» PROBLEM DETAILS: Whenever a line of the data below holds the string "Gusts", copy that line.

- - - - -

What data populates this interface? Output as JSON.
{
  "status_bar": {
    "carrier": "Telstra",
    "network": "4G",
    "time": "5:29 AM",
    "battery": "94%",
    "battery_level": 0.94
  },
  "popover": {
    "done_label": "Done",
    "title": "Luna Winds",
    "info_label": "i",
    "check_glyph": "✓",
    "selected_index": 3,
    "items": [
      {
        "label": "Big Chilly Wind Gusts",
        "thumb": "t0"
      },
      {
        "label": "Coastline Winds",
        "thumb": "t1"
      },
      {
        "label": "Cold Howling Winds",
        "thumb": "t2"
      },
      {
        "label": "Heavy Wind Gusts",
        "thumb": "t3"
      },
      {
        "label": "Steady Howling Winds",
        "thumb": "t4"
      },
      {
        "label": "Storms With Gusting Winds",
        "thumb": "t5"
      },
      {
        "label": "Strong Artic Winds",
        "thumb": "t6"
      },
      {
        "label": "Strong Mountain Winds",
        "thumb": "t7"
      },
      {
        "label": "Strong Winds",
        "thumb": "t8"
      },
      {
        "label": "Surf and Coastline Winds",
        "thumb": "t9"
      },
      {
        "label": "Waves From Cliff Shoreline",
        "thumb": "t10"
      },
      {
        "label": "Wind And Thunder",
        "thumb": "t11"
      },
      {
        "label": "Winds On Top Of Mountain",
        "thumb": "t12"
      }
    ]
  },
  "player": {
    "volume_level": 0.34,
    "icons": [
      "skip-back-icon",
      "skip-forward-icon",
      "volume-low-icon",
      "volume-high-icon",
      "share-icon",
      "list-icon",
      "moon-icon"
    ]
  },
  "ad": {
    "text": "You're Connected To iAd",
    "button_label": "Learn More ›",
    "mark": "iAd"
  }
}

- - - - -

» RESPONSE TO THIS TASK:
        "label": "Big Chilly Wind Gusts",
        "label": "Heavy Wind Gusts",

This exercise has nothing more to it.